Suze Orman Latest Book
Susan Orman is an American financier, consultant, and speakers’ writer. In 1987, she started the Suze Orman Financial Group with husband Al Gerspach. Her work as an investment adviser gained much notoriety with The Suze Orman show, which aired on CNBC from 2020 to 2020. Orman has also published several books about personal finance and wealth building.
Her first book about personal finance and investing, Money Secrets of the Rich and Famous, was published in 1992. It explained how celebrities chose their investments. Other suggestions included putting some gold coins in a drawer, using real estate for investments, and keeping stock certificates. Her second book, Better Than Good, talked about the differences between stocks, bonds, mutual funds, and real estate. She indicated that one way to increase your savings is to avoid buying too many things. She recommended using a money management system called Knotty Char, which is designed to help you save money on interest.
Orman became a celebrity along with her husband when they started having children. Her net worth has increased since the release of her first two books, but she continues to speak about money and investing. She appeared on the Oprah Winfrey show to discuss her books and indicated that she does not think the millionaire’s life is easy. She lives in a mansion with a swimming pool.
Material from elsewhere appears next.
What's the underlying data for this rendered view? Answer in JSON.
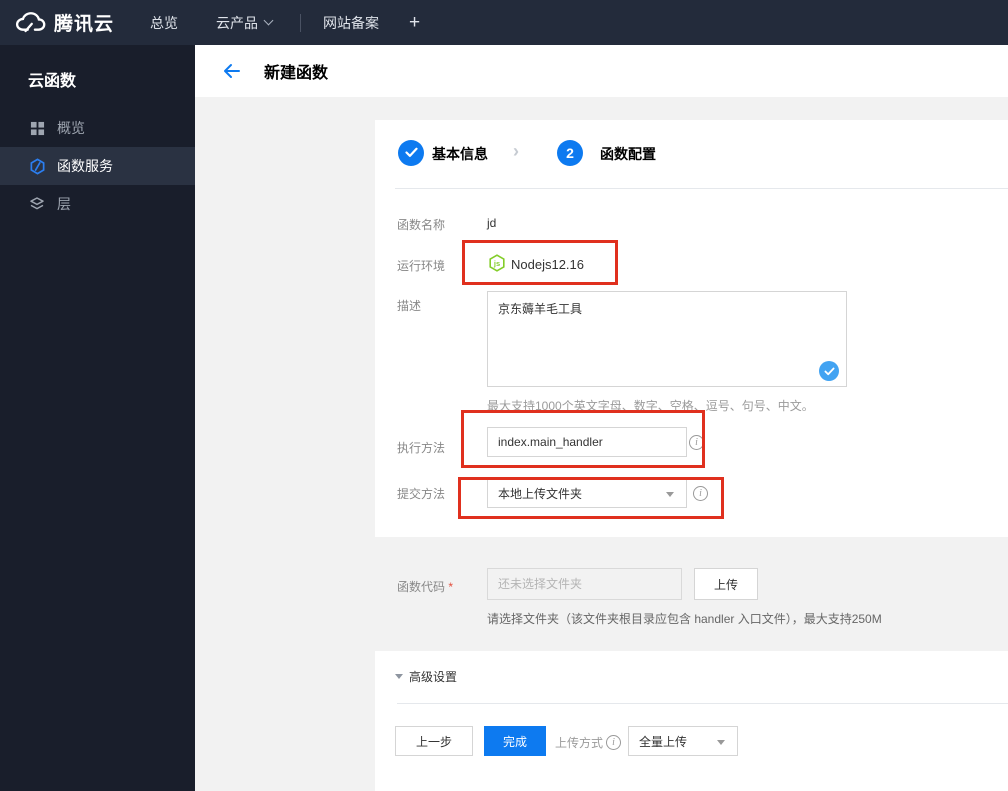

She travels often and often brings golf clubs along. Orman made millions of dollars with her books and appearances.
Orman states that personal finance experts use several methods to track their finances. She uses both paper and Internet accounts. Orman checks her personal finance data each week on paper, and checks her Internet data every day. Both numbers indicate an increase in her spending. Net worth is determined by how much money is made and spent minus what is saved.
The Net worth equation for Suze Orman can be simplified into a single equation called Net Worth Multiplier. This is simply the formula that determines how much money is made by any given investment. This equation is very similar to that of an accountant. Orman’s Net worth is derived from the value of the prepaid debit card she uses as her bank. Every purchase made with the card results in a check that is drawn from her bank account.
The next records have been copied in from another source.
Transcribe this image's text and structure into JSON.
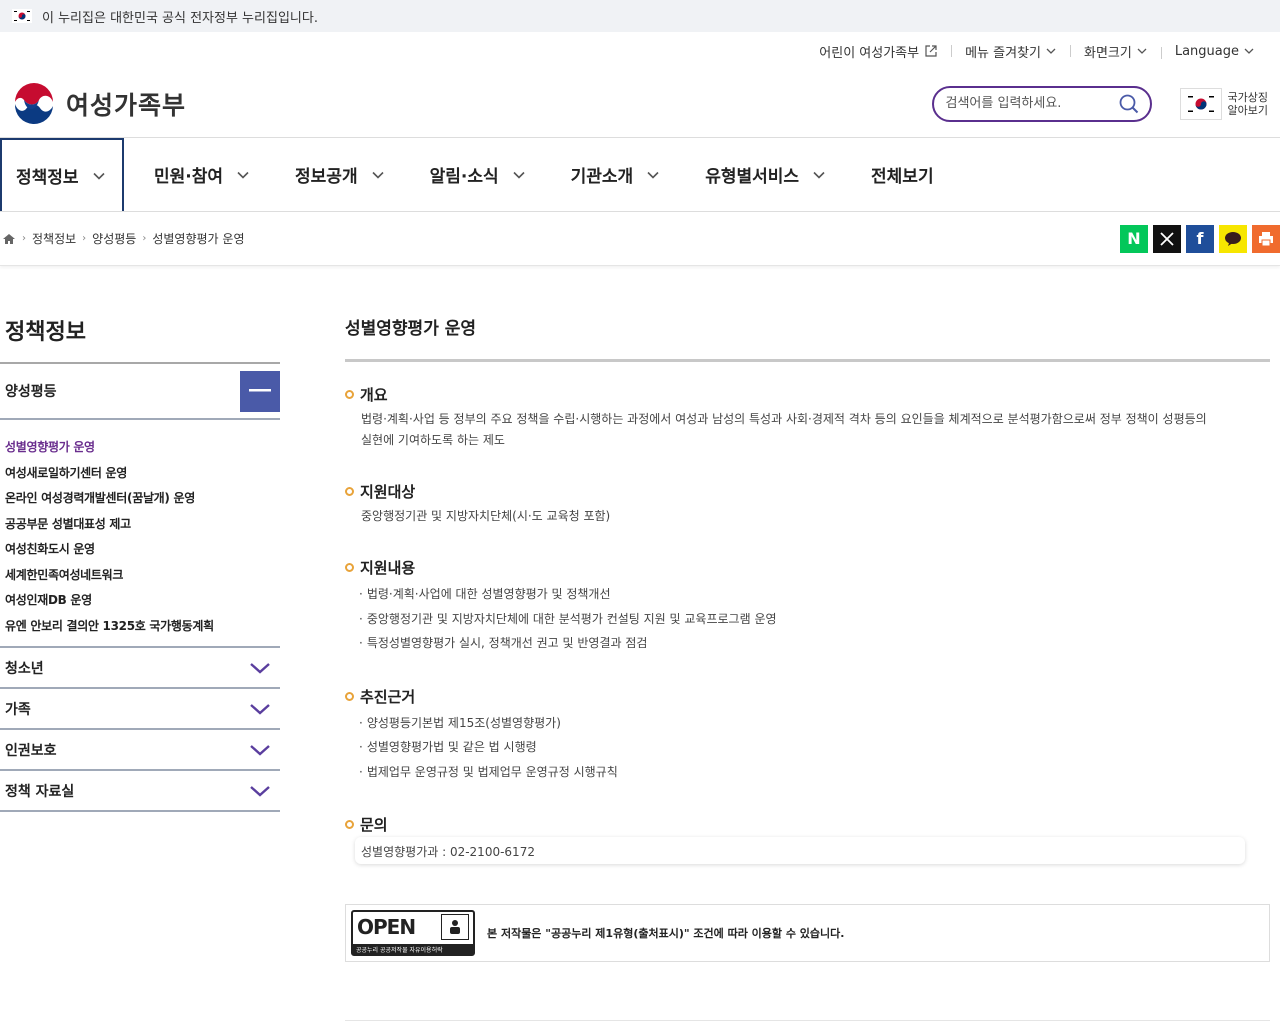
{
  "gov_banner": {
    "text": "이 누리집은 대한민국 공식 전자정부 누리집입니다."
  },
  "utility": {
    "kids_site": "어린이 여성가족부",
    "bookmark": "메뉴 즐겨찾기",
    "font_size": "화면크기",
    "language": "Language"
  },
  "header": {
    "logo_text": "여성가족부",
    "search_placeholder": "검색어를 입력하세요.",
    "emblem_line1": "국가상징",
    "emblem_line2": "알아보기"
  },
  "gnb": {
    "items": [
      {
        "label": "정책정보"
      },
      {
        "label": "민원·참여"
      },
      {
        "label": "정보공개"
      },
      {
        "label": "알림·소식"
      },
      {
        "label": "기관소개"
      },
      {
        "label": "유형별서비스"
      },
      {
        "label": "전체보기"
      }
    ]
  },
  "breadcrumb": {
    "level1": "정책정보",
    "level2": "양성평등",
    "level3": "성별영향평가 운영"
  },
  "share_icons": [
    "naver-blog-icon",
    "x-twitter-icon",
    "facebook-icon",
    "kakaotalk-icon",
    "print-icon"
  ],
  "colors": {
    "accent_purple": "#6a2e8e",
    "nav_blue": "#1c3a6e",
    "toggle_blue": "#4a5aa8",
    "bullet_orange": "#e8a33a"
  },
  "lnb": {
    "title": "정책정보",
    "open_group": "양성평등",
    "sub_items": [
      "성별영향평가 운영",
      "여성새로일하기센터 운영",
      "온라인 여성경력개발센터(꿈날개) 운영",
      "공공부문 성별대표성 제고",
      "여성친화도시 운영",
      "세계한민족여성네트워크",
      "여성인재DB 운영",
      "유엔 안보리 결의안 1325호 국가행동계획"
    ],
    "groups": [
      "청소년",
      "가족",
      "인권보호",
      "정책 자료실"
    ]
  },
  "main": {
    "title": "성별영향평가 운영",
    "overview": {
      "heading": "개요",
      "line1": "법령·계획·사업 등 정부의 주요 정책을 수립·시행하는 과정에서 여성과 남성의 특성과 사회·경제적 격차 등의 요인들을 체계적으로 분석평가함으로써 정부 정책이 성평등의",
      "line2": "실현에 기여하도록 하는 제도"
    },
    "targets": {
      "heading": "지원대상",
      "text": "중앙행정기관 및 지방자치단체(시·도 교육청 포함)"
    },
    "contents": {
      "heading": "지원내용",
      "items": [
        "법령·계획·사업에 대한 성별영향평가 및 정책개선",
        "중앙행정기관 및 지방자치단체에 대한 분석평가 컨설팅 지원 및 교육프로그램 운영",
        "특정성별영향평가 실시, 정책개선 권고 및 반영결과 점검"
      ]
    },
    "basis": {
      "heading": "추진근거",
      "items": [
        "양성평등기본법 제15조(성별영향평가)",
        "성별영향평가법 및 같은 법 시행령",
        "법제업무 운영규정 및 법제업무 운영규정 시행규칙"
      ]
    },
    "inquiry": {
      "heading": "문의",
      "text": "성별영향평가과 : 02-2100-6172"
    },
    "license": {
      "badge_word": "OPEN",
      "badge_caption": "공공누리 공공저작물 자유이용허락",
      "text": "본 저작물은 \"공공누리 제1유형(출처표시)\" 조건에 따라 이용할 수 있습니다."
    }
  }
}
Suze Orman follows a simple routine to buy and sell stocks and other investments. She begins each day by writing an email to herself stating what stocks she will buy today. Then she adds up the sales numbers for those stocks. By the time she lands in her office she has made a minimum purchase for one share of each of the companies she targeted in her daily emails. She then composes a profit and writes another email, this one stating that she now has earned a million dollars.
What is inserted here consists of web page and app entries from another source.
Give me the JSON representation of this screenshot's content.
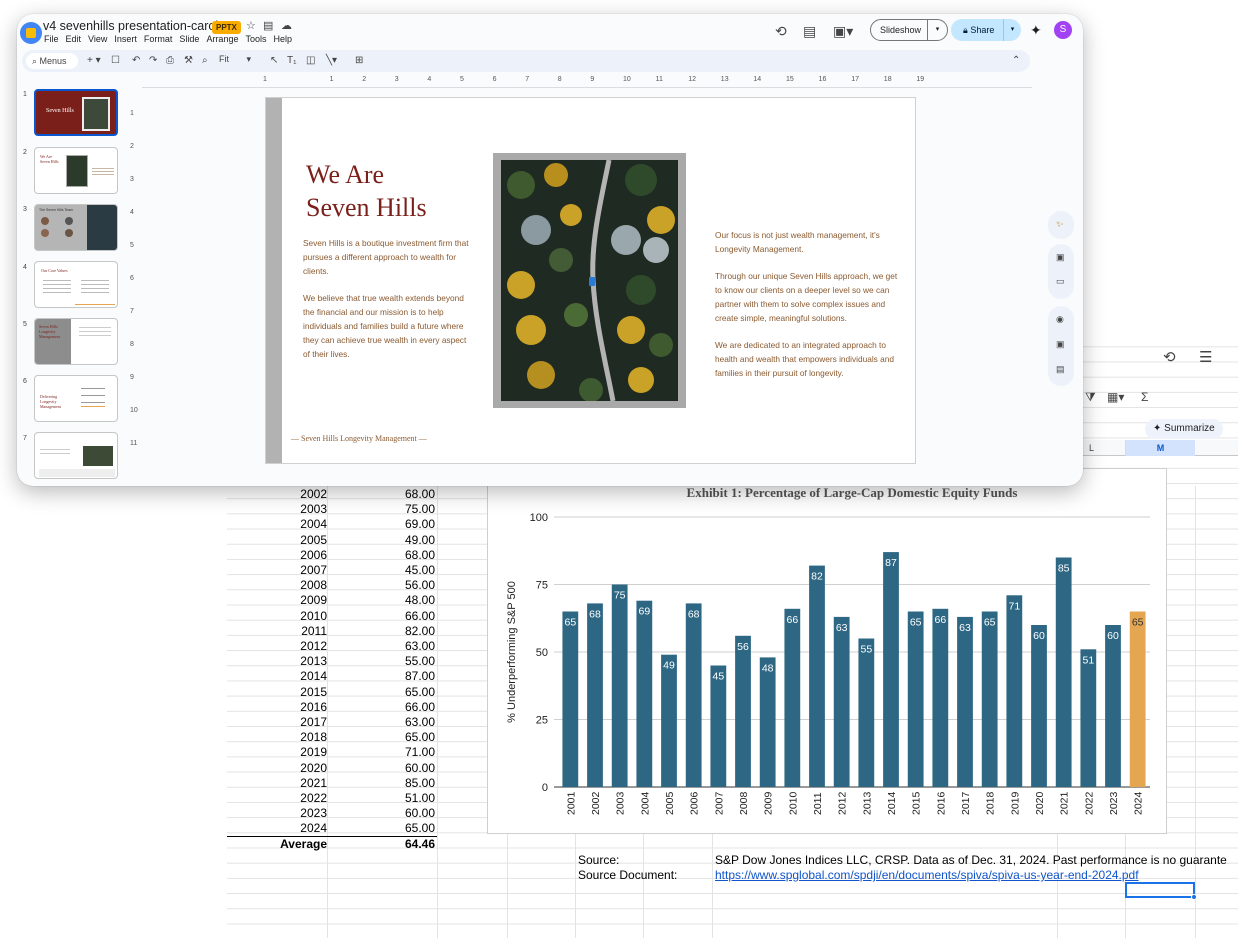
{
  "slides_app": {
    "doc_title": "v4 sevenhills presentation-carolyne",
    "file_badge": "PPTX",
    "menu": [
      "File",
      "Edit",
      "View",
      "Insert",
      "Format",
      "Slide",
      "Arrange",
      "Tools",
      "Help"
    ],
    "slideshow_label": "Slideshow",
    "share_label": "Share",
    "avatar_initial": "S",
    "toolbar": {
      "search_label": "Menus",
      "zoom_label": "Fit"
    },
    "ruler_h": [
      "1",
      "1",
      "2",
      "3",
      "4",
      "5",
      "6",
      "7",
      "8",
      "9",
      "10",
      "11",
      "12",
      "13",
      "14",
      "15",
      "16",
      "17",
      "18",
      "19"
    ],
    "ruler_v": [
      "1",
      "2",
      "3",
      "4",
      "5",
      "6",
      "7",
      "8",
      "9",
      "10",
      "11"
    ],
    "filmstrip": [
      {
        "num": "1",
        "title": "Seven Hills"
      },
      {
        "num": "2",
        "title": "We Are Seven Hills"
      },
      {
        "num": "3",
        "title": "The Seven Hills Team"
      },
      {
        "num": "4",
        "title": "Our Core Values"
      },
      {
        "num": "5",
        "title": "Seven Hills Longevity Management"
      },
      {
        "num": "6",
        "title": "Delivering Longevity Management"
      },
      {
        "num": "7",
        "title": ""
      }
    ],
    "slide": {
      "title": "We Are\nSeven Hills",
      "left_p1": "Seven Hills is a boutique investment firm that pursues a different approach to wealth for clients.",
      "left_p2": "We believe that true wealth extends beyond the financial and our mission is to help individuals and families build a future where they can achieve true wealth in every aspect of their lives.",
      "right_p1": "Our focus is not just wealth management, it's Longevity Management.",
      "right_p2": "Through our unique Seven Hills approach, we get to know our clients on a deeper level so we can partner with them to solve complex issues and create simple, meaningful solutions.",
      "right_p3": "We are dedicated to an integrated approach to health and wealth that empowers individuals and families in their pursuit of longevity.",
      "footer": "— Seven Hills Longevity Management —"
    },
    "colors": {
      "accent": "#7b1f1a",
      "body_text": "#8a5a30",
      "share_bg": "#c2e7ff"
    }
  },
  "sheet_app": {
    "col_headers": [
      "L",
      "M"
    ],
    "summarize_label": "Summarize",
    "rows": [
      {
        "year": "2002",
        "value": "68.00"
      },
      {
        "year": "2003",
        "value": "75.00"
      },
      {
        "year": "2004",
        "value": "69.00"
      },
      {
        "year": "2005",
        "value": "49.00"
      },
      {
        "year": "2006",
        "value": "68.00"
      },
      {
        "year": "2007",
        "value": "45.00"
      },
      {
        "year": "2008",
        "value": "56.00"
      },
      {
        "year": "2009",
        "value": "48.00"
      },
      {
        "year": "2010",
        "value": "66.00"
      },
      {
        "year": "2011",
        "value": "82.00"
      },
      {
        "year": "2012",
        "value": "63.00"
      },
      {
        "year": "2013",
        "value": "55.00"
      },
      {
        "year": "2014",
        "value": "87.00"
      },
      {
        "year": "2015",
        "value": "65.00"
      },
      {
        "year": "2016",
        "value": "66.00"
      },
      {
        "year": "2017",
        "value": "63.00"
      },
      {
        "year": "2018",
        "value": "65.00"
      },
      {
        "year": "2019",
        "value": "71.00"
      },
      {
        "year": "2020",
        "value": "60.00"
      },
      {
        "year": "2021",
        "value": "85.00"
      },
      {
        "year": "2022",
        "value": "51.00"
      },
      {
        "year": "2023",
        "value": "60.00"
      },
      {
        "year": "2024",
        "value": "65.00"
      }
    ],
    "average": {
      "label": "Average",
      "value": "64.46"
    },
    "source_label": "Source:",
    "source_text": "S&P Dow Jones Indices LLC, CRSP. Data as of Dec. 31, 2024. Past performance is no guarante",
    "source_doc_label": "Source Document:",
    "source_doc_link": "https://www.spglobal.com/spdji/en/documents/spiva/spiva-us-year-end-2024.pdf"
  },
  "chart_data": {
    "type": "bar",
    "title": "Exhibit 1: Percentage of Large-Cap Domestic Equity Funds",
    "ylabel": "% Underperforming S&P 500",
    "xlabel": "",
    "ylim": [
      0,
      100
    ],
    "yticks": [
      "0",
      "25",
      "50",
      "75",
      "100"
    ],
    "categories": [
      "2001",
      "2002",
      "2003",
      "2004",
      "2005",
      "2006",
      "2007",
      "2008",
      "2009",
      "2010",
      "2011",
      "2012",
      "2013",
      "2014",
      "2015",
      "2016",
      "2017",
      "2018",
      "2019",
      "2020",
      "2021",
      "2022",
      "2023",
      "2024"
    ],
    "values": [
      65,
      68,
      75,
      69,
      49,
      68,
      45,
      56,
      48,
      66,
      82,
      63,
      55,
      87,
      65,
      66,
      63,
      65,
      71,
      60,
      85,
      51,
      60,
      65
    ],
    "bar_color": "#2e6784",
    "highlight_color": "#e4a650",
    "highlight_index": 23,
    "grid": true
  }
}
If you’re thinking about investing in the stock market or in the real estate market, you should know that the process of earning money matters a lot more than the actual amount of money you make. Suze Orman’s financial advisor, Bill Patterson, explains the importance of diversification in investing in his podcast. He says, “Just having one asset doesn’t necessarily mean that you’re going to make money when you put it there. You have to diversify your portfolio, you have to have a range of assets, you have to understand what risk you’re running in with that.” Orman makes good use of the free resources that are available on her website.
Suze Orman is a highly intelligent woman who fully understands the necessity of prenups. She takes full advantage of her unique position as an investor with an impressive net worth and a strong social media following. She demonstrates through her podcasts and free post foreclosures website that she uses every resource at her disposal to achieve a highly diversified portfolio. As we come to learn more about prenups from Suze Orman and Bill Patterson’s insightful investing advice, we also learn that the best relationship to have when investing is not between two people, but between many people. Diversification is the key to building your net worth and protecting yourself from financial harm.